▶ _PROMPT_: A complete response lists each line of the data below that includes the word "Διαγραφή".

▶ _DATA RECORDS_:
· · · · ·

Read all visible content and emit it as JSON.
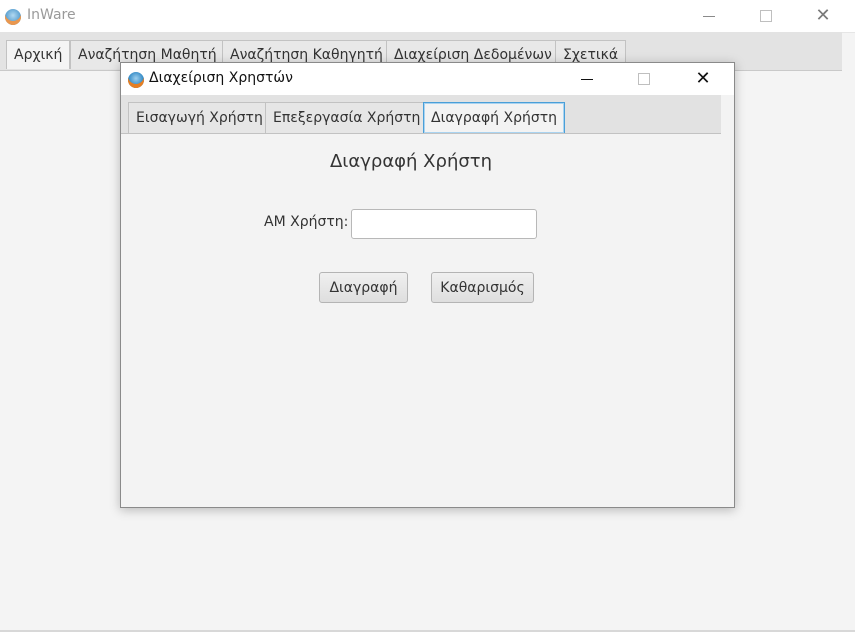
{
  "main_window": {
    "title": "InWare",
    "tabs": [
      {
        "label": "Αρχική"
      },
      {
        "label": "Αναζήτηση Μαθητή"
      },
      {
        "label": "Αναζήτηση Καθηγητή"
      },
      {
        "label": "Διαχείριση Δεδομένων"
      },
      {
        "label": "Σχετικά"
      }
    ],
    "icon": "inware-app-icon"
  },
  "dialog": {
    "title": "Διαχείριση Χρηστών",
    "tabs": [
      {
        "label": "Εισαγωγή Χρήστη"
      },
      {
        "label": "Επεξεργασία Χρήστη"
      },
      {
        "label": "Διαγραφή Χρήστη"
      }
    ],
    "active_tab": "Διαγραφή Χρήστη",
    "panel": {
      "heading": "Διαγραφή Χρήστη",
      "am_label": "ΑΜ Χρήστη:",
      "am_value": "",
      "delete_button": "Διαγραφή",
      "clear_button": "Καθαρισμός"
    }
  },
  "colors": {
    "active_tab_border": "#4a9fd8",
    "window_background": "#f4f4f4"
  }
}
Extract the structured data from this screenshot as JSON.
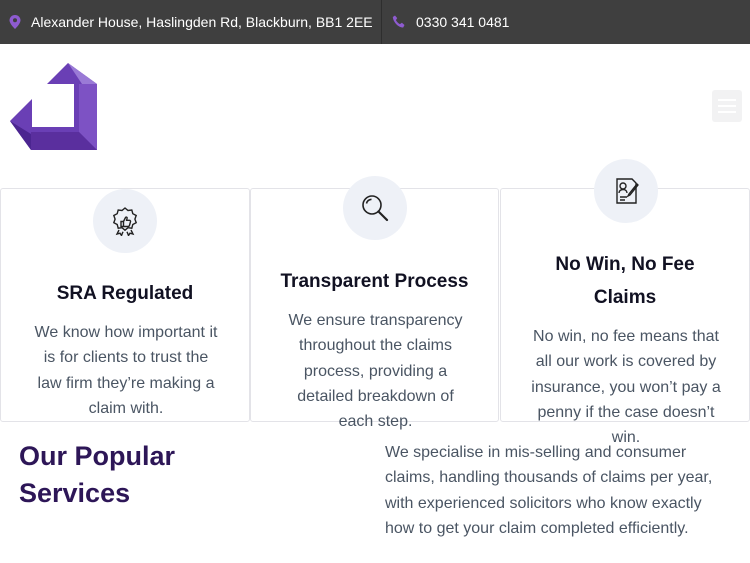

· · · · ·

▶ _ANSWER TO THE EXERCISE_:
        "label": "Διαγραφή Χρήστη"
    "active_tab": "Διαγραφή Χρήστη",
      "heading": "Διαγραφή Χρήστη",
      "delete_button": "Διαγραφή",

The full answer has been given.